The next step for us is to make indiamart.com more interactive and take it to the city level. Something like delhi.indiamart.com, lucknow.indiamart.com etc. In fact, we are also talking to a couple of venture capitalists to get funding for further expansion and marketing.
Speaking of venture capital, how would you compare the funding situation when you started and today?
At the time we started out there was no such thing as venture funding but now you do get venture capital support. In fact today, it is very difficult for an Internet startup to do it without venture capital. If someone has a good Web idea, they can go ahead and do it on their own – but they will need venture capital support for advertising and creating hype.

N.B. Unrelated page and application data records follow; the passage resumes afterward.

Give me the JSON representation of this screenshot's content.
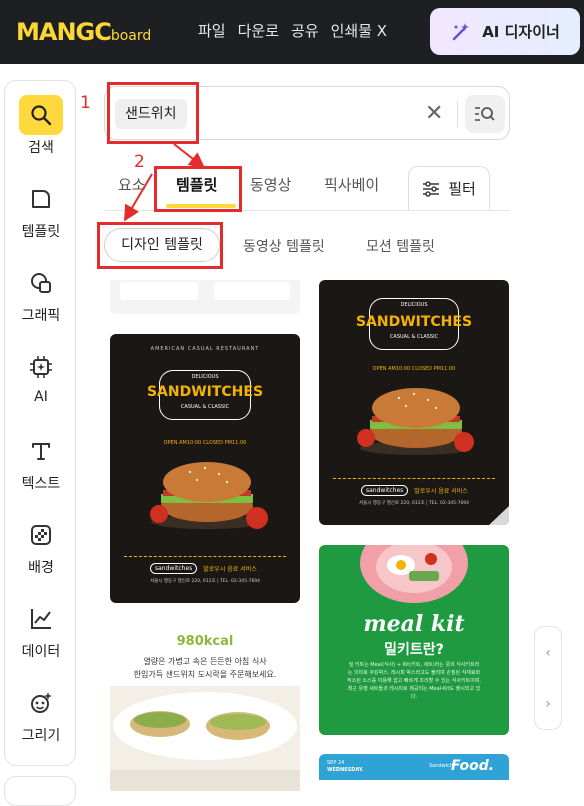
{
  "header": {
    "logo_main": "MANGC",
    "logo_sub": "board",
    "nav": [
      "파일",
      "다운로",
      "공유",
      "인쇄물 X"
    ],
    "ai_button": "AI 디자이너"
  },
  "sidebar": {
    "items": [
      {
        "label": "검색",
        "icon": "search-icon",
        "active": true
      },
      {
        "label": "템플릿",
        "icon": "template-icon"
      },
      {
        "label": "그래픽",
        "icon": "graphic-icon"
      },
      {
        "label": "AI",
        "icon": "ai-chip-icon"
      },
      {
        "label": "텍스트",
        "icon": "text-icon"
      },
      {
        "label": "배경",
        "icon": "background-icon"
      },
      {
        "label": "데이터",
        "icon": "chart-icon"
      },
      {
        "label": "그리기",
        "icon": "draw-icon"
      }
    ]
  },
  "search": {
    "chip": "샌드위치"
  },
  "tabs": {
    "items": [
      "요소",
      "템플릿",
      "동영상",
      "픽사베이"
    ],
    "filter_label": "필터"
  },
  "subtabs": {
    "items": [
      "디자인 템플릿",
      "동영상 템플릿",
      "모션 템플릿"
    ]
  },
  "annotations": {
    "num1": "1",
    "num2": "2"
  },
  "cards": {
    "poster1": {
      "top": "AMERICAN CASUAL RESTAURANT",
      "delicious": "DELICIOUS",
      "title": "SANDWITCHES",
      "subtitle": "CASUAL & CLASSIC",
      "hours": "OPEN AM10:00   CLOSED PM11:00",
      "sns": "sandwitches",
      "delivery": "발로우시 음료 서비스",
      "address": "서울시 행동구 행신로 220, 611호  |  TEL. 02-345-7694"
    },
    "poster2": {
      "delicious": "DELICIOUS",
      "title": "SANDWITCHES",
      "subtitle": "CASUAL & CLASSIC",
      "hours": "OPEN AM10:00   CLOSED PM11:00",
      "sns": "sandwitches",
      "delivery": "발로우시 음료 서비스",
      "address": "서울시 행동구 행신로 220, 611호  |  TEL. 02-345-7694"
    },
    "kcal": {
      "amount": "980kcal",
      "line1": "열량은 가볍고 속은 든든한 아침 식사",
      "line2": "한입가득 샌드위치 도시락을 주문해보세요."
    },
    "mealkit": {
      "title": "meal kit",
      "subtitle": "밀키트란?",
      "body": "밀 키트는 Meal(식사) + Kit(키트, 세트)라는 뜻의 식사키트라는 의미로 쿠킹박스, 레시피 박스라고도 불리며 손질된 식재료와 적소된 소스를 이용해 쉽고 빠르게 조리할 수 있는 식사키트이며, 최근 유행 세트들과 레시피로 제공되는 Meal-Kit도 출시되고 있다."
    },
    "blue": {
      "date1": "SEP 24",
      "date2": "WEDNESDAY.",
      "small": "Sandwich",
      "title": "Food."
    }
  },
  "colors": {
    "brand": "#fdd835",
    "accent": "#ffd83d",
    "annotation": "#e52b2b",
    "green": "#1f9a41"
  }
}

How do you think can an Internet startup get venture funding?
In order to get venture funding, I think you have to show something before you can get any money. Maybe you have to start on your own and get 25-30% of the work done before you can get venture capital money.
What happens is that venture capitalists are unable to judge whether the idea can be successfully implemented or not. There is no dearth of ideas on the Net in India – what is more important, especially from the venture capitalists’ point of view, is the commitment of the person behind the idea. And whether or not he has the clear vision to see that idea through, while adapting to the fast-changing Internet technologies.
What technologies and trends should a netpreneur watch out for?
Well, the most important trend to watch out for is the merging of technologies – telephone, the Internet and TV will ultimately merge. The only thing is, we’ll have to wait and see how and when it happens. Other trends that one should keep any on include interactivity on websites and information management. One should build the inner strength of content and the back-end support before going on and creating hype about the site.
A good lesson for web entrepreneurs to remember is the Folklore story. A couple of years back, Mumbai-based Folklore Comm created a lot of noise about its website, madeinindia.com. They overdid it – especially at a time when the market was not ready for the Internet. However, the Net population is quite sizable now and things today are quite different from what they used to be 2-3 years back.